  15. Monitor, review, and update.
  16. Continuously assessing and adjusting your compensation philosophy ensures it remains relevant and practical. Schedule an annual compensation philosophy review to reflect market changes and evolving organizational goals.

    A well-defined compensation philosophy provides an essential framework to help your public sector organization attract, retain and motivate employees while ensuring alignment with organizational goals and compliance with regulatory standards. Enhance employee satisfaction, support your organizational culture and achieve strategic objectives by developing and implementing a comprehensive compensation philosophy.

Gallagher can help

Gallagher offers HR and compensation consulting and risk management services to help public sector institutions enhance organizational wellbeing. We work with you and your team to support workforce design, compensation, classification and strategic program implementation. Further, we provide risk management, property and casualty insurance, and alternative risk solutions.

Let's discuss your specific questions.



1Dunn, Shari and Nancy Arenas, "Use Pay Transparency Laws to Drive Better Pay Decisions for Your Organization," ajg.com, October 2023.

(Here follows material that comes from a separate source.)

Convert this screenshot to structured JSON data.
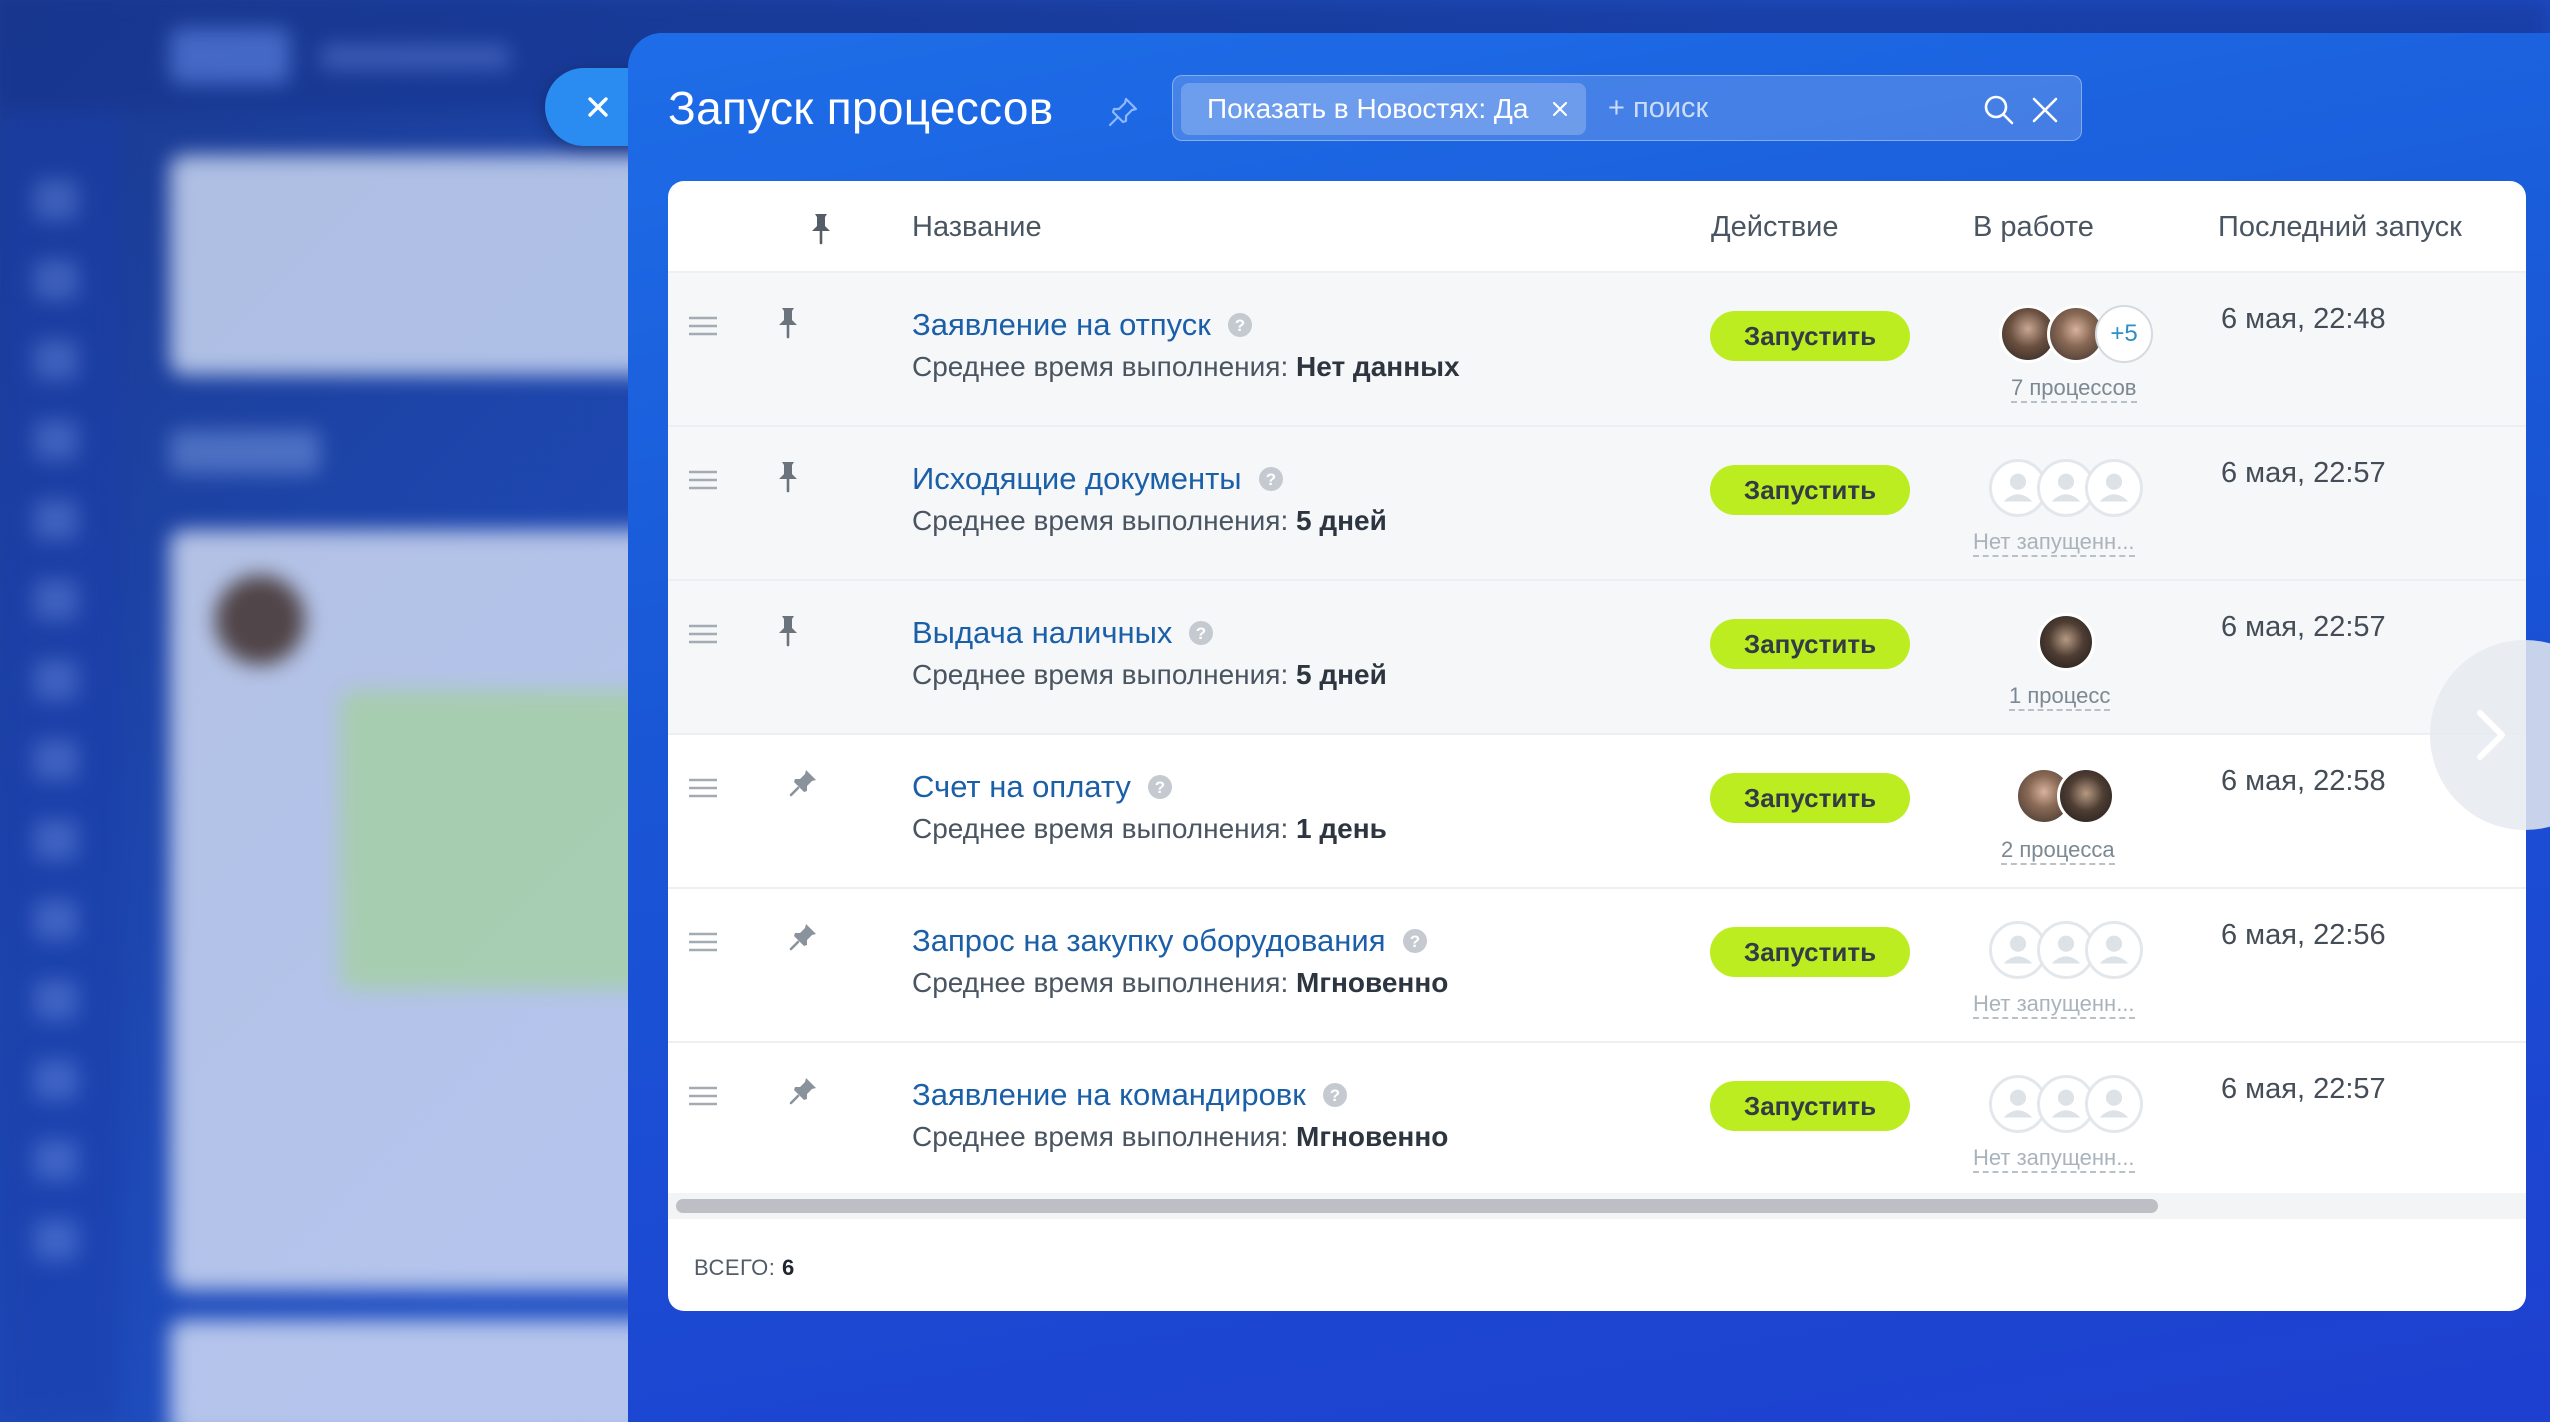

Consulting and insurance brokerage services to be provided by Gallagher Benefit Services, Inc. and/or its affiliate Gallagher Benefit Services (Canada) Group Inc. Gallagher Benefit Services, Inc. is a licensed insurance agency that does business in California as "Gallagher Benefit Services of California Insurance Services" and in Massachusetts as "Gallagher Benefit Insurance Services." Neither Arthur J. Gallagher & Co., nor its affiliates provide accounting, legal or tax advice.

This material was created to provide accurate and reliable information on the subjects covered but should not be regarded as a complete analysis of these subjects. It is not intended to provide specific legal, tax or other professional advice. The services of an appropriate professional should be sought regarding your individual situation.